Exercise 1: Enabling claims based access for an ASP.NET Web Application by generating a local STS
Handling access control for a Web application is mainly a matter of handling three tasks:
In traditional development practice, you would implement those tasks by coding directly against the credentials that your application uses: that would require you to be skilled in security matters and would generate code that is difficult to maintain or re-host.
Windows Identity Foundation changes the game. As a first step, we externalize authentication. Instead of authenticating the users from our application, we trust an external authority to do so: we call such an authority Security Token Service, or STS. We configure our application to accept security tokens from the STS, transmitted using standard protocols. Those tokens are the proof that the user successfully authenticated with the STS, which is all we need for considering the user authenticated with our application: hence we don’t need to worry about managing credentials anymore. For this reason, it is common in the security jargon to call an application that accepts tokens from an STS relying party (or RP).
The security tokens can also contain information about users: we call those information claims. A claim can literally be anything: groups or roles the user belongs to, attributes like name or email, or permissions such as CanRead. The STS embeds in the token claims about the user at issuance time: the tokens are digitally signed, hence after issuance their values cannot be tampered with. If our application trusts the STS, it consider the claims in the tokens it produce as actually describing the user; as a result, our application no longer needs to look up user attributes for authorization or customization purposes.
If this all sounds a bit confusing, don’t worry: it will all become clear as we walk through the lab.
In this first exercise we will start from an existing ASP.NET application, which contains only some UI elements which need to be initialized with identity information about the current user. We will show how to secure the application and obtaining the identity info we need by taking advantage of a local STS. Since we don’t have a local STS available, we will create one: you’ll see how easy it is.
The redirects sequence and claims flow in the basic federation scenario implemented in exercise 1
Task 1 - Exploring the Initial Solution
Task 2 - Adding a Local STS to the Solution
Our website has no authentication code at all. As mentioned in the overview, we will outsource authentication to an STS we trust. In production we will have such an STS: but for now, there are none available. Fortunately, Windows Identity Foundation allows us to easily create local STSes that can be used for development purposes.
Task 3 - Adding Custom Claims
Task 4 - Using the Issued Claims
Task 5 - Verifying the Role Based Access
In order to verify current solution, proceed as follows:
Task 6 - Granting or Denying Access to the Website According to the User’s Age
In this task we are going to delete the ASP.NET Role settings and add a claims authorization manager to change the permissions criteria.

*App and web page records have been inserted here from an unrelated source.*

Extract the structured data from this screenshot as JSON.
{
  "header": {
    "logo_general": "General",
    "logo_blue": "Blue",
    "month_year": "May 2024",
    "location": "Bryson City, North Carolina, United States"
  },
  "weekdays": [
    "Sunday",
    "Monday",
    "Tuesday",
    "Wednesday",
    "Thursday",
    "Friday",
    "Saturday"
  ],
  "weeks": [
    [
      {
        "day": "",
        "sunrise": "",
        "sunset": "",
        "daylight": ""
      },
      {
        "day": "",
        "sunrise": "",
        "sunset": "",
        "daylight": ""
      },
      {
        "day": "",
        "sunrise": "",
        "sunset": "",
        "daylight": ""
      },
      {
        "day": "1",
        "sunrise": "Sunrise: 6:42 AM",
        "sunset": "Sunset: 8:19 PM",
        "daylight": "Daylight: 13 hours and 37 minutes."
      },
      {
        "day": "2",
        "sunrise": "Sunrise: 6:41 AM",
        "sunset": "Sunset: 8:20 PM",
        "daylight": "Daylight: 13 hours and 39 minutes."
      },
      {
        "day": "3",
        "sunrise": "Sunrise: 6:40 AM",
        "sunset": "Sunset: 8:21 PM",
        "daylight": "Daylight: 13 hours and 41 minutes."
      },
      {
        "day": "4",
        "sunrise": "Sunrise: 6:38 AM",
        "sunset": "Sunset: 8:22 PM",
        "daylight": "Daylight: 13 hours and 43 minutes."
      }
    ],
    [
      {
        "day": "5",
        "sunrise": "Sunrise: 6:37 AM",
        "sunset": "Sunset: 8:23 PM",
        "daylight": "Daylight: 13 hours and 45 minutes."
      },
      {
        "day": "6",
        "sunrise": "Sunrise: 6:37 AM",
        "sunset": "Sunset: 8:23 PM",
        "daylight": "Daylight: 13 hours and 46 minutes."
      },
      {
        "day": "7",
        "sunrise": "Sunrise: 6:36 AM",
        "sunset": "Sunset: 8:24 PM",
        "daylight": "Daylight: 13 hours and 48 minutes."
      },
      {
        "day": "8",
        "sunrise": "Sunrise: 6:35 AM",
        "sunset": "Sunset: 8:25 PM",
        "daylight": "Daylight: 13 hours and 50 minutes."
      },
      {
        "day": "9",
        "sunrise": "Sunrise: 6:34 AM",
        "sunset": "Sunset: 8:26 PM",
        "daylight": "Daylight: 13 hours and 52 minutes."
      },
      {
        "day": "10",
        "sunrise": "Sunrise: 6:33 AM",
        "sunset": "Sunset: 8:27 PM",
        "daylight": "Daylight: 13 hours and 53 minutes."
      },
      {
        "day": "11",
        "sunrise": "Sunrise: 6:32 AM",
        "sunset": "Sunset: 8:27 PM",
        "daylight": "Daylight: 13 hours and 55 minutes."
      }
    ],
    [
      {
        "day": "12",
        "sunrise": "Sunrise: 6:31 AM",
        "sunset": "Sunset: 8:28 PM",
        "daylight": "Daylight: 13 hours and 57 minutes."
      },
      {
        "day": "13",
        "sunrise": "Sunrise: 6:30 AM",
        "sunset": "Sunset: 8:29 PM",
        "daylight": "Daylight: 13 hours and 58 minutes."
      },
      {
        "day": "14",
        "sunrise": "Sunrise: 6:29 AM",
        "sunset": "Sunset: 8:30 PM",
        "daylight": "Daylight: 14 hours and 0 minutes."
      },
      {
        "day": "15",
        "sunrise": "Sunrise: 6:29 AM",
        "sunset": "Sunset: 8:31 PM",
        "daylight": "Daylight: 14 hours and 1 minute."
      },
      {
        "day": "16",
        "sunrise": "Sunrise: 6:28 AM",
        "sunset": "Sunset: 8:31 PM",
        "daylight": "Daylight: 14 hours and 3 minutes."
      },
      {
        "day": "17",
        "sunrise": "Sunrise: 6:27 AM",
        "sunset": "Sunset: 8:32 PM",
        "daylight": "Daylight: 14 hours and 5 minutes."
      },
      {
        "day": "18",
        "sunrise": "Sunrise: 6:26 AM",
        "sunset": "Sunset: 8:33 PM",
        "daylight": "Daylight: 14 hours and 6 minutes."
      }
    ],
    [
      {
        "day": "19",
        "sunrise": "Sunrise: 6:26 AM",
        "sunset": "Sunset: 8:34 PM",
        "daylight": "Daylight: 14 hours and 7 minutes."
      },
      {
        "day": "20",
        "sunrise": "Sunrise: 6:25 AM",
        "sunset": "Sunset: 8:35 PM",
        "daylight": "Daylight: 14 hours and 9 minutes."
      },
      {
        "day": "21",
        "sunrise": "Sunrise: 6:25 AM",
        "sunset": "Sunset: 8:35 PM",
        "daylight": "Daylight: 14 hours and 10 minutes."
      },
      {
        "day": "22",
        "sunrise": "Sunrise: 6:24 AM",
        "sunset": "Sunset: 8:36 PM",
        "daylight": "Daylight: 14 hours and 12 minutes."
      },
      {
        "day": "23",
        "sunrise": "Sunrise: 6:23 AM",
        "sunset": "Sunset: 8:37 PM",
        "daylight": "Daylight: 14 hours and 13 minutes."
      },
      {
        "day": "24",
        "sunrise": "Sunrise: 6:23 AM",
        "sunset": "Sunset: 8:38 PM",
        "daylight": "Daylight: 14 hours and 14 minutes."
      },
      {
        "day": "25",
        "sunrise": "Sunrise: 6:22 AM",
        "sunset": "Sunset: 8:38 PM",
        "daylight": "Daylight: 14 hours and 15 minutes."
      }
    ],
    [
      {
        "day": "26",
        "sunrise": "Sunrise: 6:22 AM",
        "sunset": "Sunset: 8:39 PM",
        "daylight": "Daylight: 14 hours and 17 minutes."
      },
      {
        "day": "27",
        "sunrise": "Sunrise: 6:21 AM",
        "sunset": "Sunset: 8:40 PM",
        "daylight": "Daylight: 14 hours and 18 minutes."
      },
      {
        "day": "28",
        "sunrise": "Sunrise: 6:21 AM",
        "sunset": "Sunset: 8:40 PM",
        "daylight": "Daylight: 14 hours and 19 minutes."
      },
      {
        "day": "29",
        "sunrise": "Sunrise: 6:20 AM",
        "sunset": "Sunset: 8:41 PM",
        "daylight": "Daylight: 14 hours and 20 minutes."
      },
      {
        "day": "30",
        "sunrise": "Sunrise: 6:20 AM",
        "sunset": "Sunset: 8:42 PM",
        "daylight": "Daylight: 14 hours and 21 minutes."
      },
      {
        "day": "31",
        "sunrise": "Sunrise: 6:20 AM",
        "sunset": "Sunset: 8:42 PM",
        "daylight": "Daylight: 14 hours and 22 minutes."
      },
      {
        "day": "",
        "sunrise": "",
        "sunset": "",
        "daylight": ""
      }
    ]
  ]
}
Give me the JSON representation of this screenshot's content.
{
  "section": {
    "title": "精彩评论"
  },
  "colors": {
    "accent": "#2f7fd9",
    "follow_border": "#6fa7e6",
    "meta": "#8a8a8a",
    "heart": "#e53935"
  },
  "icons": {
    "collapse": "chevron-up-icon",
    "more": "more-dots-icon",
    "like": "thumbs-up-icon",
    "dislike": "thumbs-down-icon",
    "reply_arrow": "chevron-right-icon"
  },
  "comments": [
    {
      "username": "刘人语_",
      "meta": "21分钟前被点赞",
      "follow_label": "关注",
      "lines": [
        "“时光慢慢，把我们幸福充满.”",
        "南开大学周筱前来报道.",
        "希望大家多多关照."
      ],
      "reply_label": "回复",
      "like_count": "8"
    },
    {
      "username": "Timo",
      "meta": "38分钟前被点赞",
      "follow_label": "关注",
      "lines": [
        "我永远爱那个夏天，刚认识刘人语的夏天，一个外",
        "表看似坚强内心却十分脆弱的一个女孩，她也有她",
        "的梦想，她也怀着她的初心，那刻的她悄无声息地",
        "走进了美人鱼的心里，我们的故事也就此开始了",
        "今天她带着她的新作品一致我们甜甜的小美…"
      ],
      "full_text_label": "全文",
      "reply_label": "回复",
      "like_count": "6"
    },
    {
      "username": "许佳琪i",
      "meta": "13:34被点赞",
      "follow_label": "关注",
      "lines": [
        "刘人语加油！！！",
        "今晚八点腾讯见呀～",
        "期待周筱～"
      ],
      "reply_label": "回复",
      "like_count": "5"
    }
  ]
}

The fact that Windows Identity Foundation integrates well with existing authentication practices is a big advantage, since it allows you to protect existing skills and investments: however claims have much more expressive power than the classic roles and attributes, and can be used for achieving things that would have been impossible with traditional approaches. One simple example is using claims for expressing attributes that have non-string values, such as dates (date of birth, expiration date, etc), numbers (spending limit, weight, etc) or even structured data. Those data can be processed using criteria that are more sophisticated than the simple existence check (ie the user has claims A with value X, or he doesn’t): one example of such a criteria would be imposing that all the users of the website should be older than 21.The Windows Identity Foundation object model offers an extensibility point in the claims processing pipeline, which is specifically designed to allow you to inject your own claims authorization code. In order to do that, you are required to derive from the ClaimsAuthorizationManager class and implement your claim authorization logic in the method CheckAccess. It is common practice to express the authorization conditions outside of the code, for example in configuration files, and implement in CheckAccess generic evaluation logic so that the values & conditions can be changed at deployment time. This ensures that a change in the authorization conditions can be applied without recompiling anything. The conditions can be associated to the resources they refer to using some notation convention directly in the configuration files: however it is also possible to use explicit invocations from code, or decorating the resources themselves with attributes which will tie to authorization conditions and will fire the associated logic.In this task we are going to add a simple custom ClaimsAuthorizationManager whose only capability is making sure that only callers older than a certain threshold age are granted access to a given web resource.
Exercise 1: Verification
In order to verify that you have correctly performed all steps in exercise one, proceed as follows: